Introducing the Spaghetti Cactus

Rhipsalis and Pseudorhipsalis species don’t look like cacti, but their somewhat tousled appearance gives them a rakish charm. Their name means “wickerware” in reference to their dangly reed-like stems. Those can cascade to great lengths like Rapunzel’s hair, so these cacti should be planted in hanging baskets or mounted on trees where they are hardy. Species with white berries often are compared to mistletoe.

The most common one of those, Rhipsalis baccifera, is hardy in USDA zones 9 to 11 and the only cactus that appears to grow wild both in the New World and in Africa. Some scientists still hold that it must have been carried from South America to Africa at some point in the 1600s, but they can’t yet explain how. Others believe it to be a leftover from when the two continents were joined, but that would make the plant very old.

Its white flowers, often tinged red or yellow, are only about 1/4-inch across and followed by pea-sized white fruits. The plant—sometimes also called spaghetti cactus—can bloom at any time during the year, but reportedly will do so most heavily in spring and late summer. Provided that it does flower! I found a reference to one otherwise healthy specimen that was producing posies for the first time in 40-some years. So it probably would be best to grow these plants for their funky foliage and to consider blooms a bonus.

Rhipsalis pilocarpa

Types of Rhipsalis

If you prefer a more showy type of Rhipsalis, you might want to try the one pictured above—Rhipsalis pilocarpa or hairy-fruited wickerware cactus. Its sweet-scented blooms aren’t as large as they look here, usually no wider than about 3/4 of an inch, but the "hairs" on the stems and maroon fruits may make you feel all soft and fuzzy! (The spines on Rhipsalis cacti generally are either fine or nonexistent.)

Most members of the genus, which includes about forty different species, are native to the jungles of Brazil as Christmas cacti are. Like the latter, they too grow on trees, though they sometimes plant themselves between rocks too. Because they are understory plants, they do best if given bright, indirect light or only morning sun. You may want to make an exception for the red mistletoe cactus (Pseudorhipsalis ramulosa), as its leaves reportedly glow the ruddiest when exposed to plenty of light.

Pseudorhipsalis ramulosa

How to grow Rhipsalis

Being jungle plants, these cacti appreciate high humidity, but can survive without it. Give them rich and fast-draining soil as too much sogginess can rot the plants’ roots. But you shouldn’t allow that soil to dry out completely either. As with most cacti, it’s best to leave a plant in place once buds appear on it, since any move at that time might cause it to shed those buds in protest.
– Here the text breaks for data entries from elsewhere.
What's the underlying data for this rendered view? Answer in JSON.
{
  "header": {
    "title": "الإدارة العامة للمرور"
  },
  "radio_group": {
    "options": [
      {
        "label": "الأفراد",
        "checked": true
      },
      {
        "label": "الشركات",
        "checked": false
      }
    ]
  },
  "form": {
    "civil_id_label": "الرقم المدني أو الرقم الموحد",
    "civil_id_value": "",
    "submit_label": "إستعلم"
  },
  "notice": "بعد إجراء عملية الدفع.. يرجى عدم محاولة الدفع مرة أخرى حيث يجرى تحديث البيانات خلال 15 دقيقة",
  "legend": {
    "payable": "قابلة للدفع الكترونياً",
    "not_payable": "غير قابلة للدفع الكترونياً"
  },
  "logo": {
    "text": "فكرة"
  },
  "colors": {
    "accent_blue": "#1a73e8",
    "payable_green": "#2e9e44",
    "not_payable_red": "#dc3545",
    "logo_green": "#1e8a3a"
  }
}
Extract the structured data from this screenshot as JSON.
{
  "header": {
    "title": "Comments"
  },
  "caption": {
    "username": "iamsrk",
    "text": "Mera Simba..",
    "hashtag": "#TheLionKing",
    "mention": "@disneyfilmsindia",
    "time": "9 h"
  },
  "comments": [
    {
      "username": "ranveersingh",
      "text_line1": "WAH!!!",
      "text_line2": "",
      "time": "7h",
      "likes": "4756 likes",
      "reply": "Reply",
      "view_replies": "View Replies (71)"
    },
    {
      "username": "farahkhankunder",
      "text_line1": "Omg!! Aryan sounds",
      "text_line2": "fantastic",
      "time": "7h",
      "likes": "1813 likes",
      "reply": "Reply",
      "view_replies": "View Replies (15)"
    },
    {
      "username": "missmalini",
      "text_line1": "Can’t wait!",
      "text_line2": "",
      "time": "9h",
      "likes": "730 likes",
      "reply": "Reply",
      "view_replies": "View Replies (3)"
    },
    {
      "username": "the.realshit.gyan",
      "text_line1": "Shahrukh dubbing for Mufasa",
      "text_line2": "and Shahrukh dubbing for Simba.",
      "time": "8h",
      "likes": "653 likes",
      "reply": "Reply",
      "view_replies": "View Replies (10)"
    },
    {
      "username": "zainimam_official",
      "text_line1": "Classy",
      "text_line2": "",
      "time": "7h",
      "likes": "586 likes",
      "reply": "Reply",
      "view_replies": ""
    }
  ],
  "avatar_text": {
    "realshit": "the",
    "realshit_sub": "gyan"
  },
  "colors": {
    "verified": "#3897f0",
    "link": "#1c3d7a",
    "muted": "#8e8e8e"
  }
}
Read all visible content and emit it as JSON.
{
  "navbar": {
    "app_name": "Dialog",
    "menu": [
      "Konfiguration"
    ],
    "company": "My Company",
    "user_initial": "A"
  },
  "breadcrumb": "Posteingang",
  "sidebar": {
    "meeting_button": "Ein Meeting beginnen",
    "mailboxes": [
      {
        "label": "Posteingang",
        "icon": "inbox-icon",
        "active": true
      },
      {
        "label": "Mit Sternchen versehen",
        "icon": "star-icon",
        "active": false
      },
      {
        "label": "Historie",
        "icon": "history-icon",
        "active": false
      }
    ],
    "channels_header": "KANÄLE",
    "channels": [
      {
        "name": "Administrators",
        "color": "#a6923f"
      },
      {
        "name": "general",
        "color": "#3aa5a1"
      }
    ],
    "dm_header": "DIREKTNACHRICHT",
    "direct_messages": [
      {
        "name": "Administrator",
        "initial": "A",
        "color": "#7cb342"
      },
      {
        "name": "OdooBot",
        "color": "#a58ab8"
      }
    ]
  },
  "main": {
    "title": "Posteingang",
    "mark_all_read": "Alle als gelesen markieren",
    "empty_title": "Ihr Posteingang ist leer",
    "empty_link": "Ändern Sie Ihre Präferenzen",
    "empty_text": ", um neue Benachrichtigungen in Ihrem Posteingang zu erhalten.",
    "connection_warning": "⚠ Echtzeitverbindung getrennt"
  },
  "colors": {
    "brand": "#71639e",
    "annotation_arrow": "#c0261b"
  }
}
You can sow Rhipsalis seeds on the surface of a cacti potting mix, barely covering them with a dusting of sand. If you keep them damp and at about 70 degrees, they should germinate in a month to six weeks.

Except for the white berries, mistletoe cacti don’t look all that much like mistletoe. But, then, they are unique enough that they don’t look all that much like anything else either!


Photos: The banner image is by synda, the second image by Todd_Boland, and the third image by giancarlo, all from the Dave's Garden PlantFiles.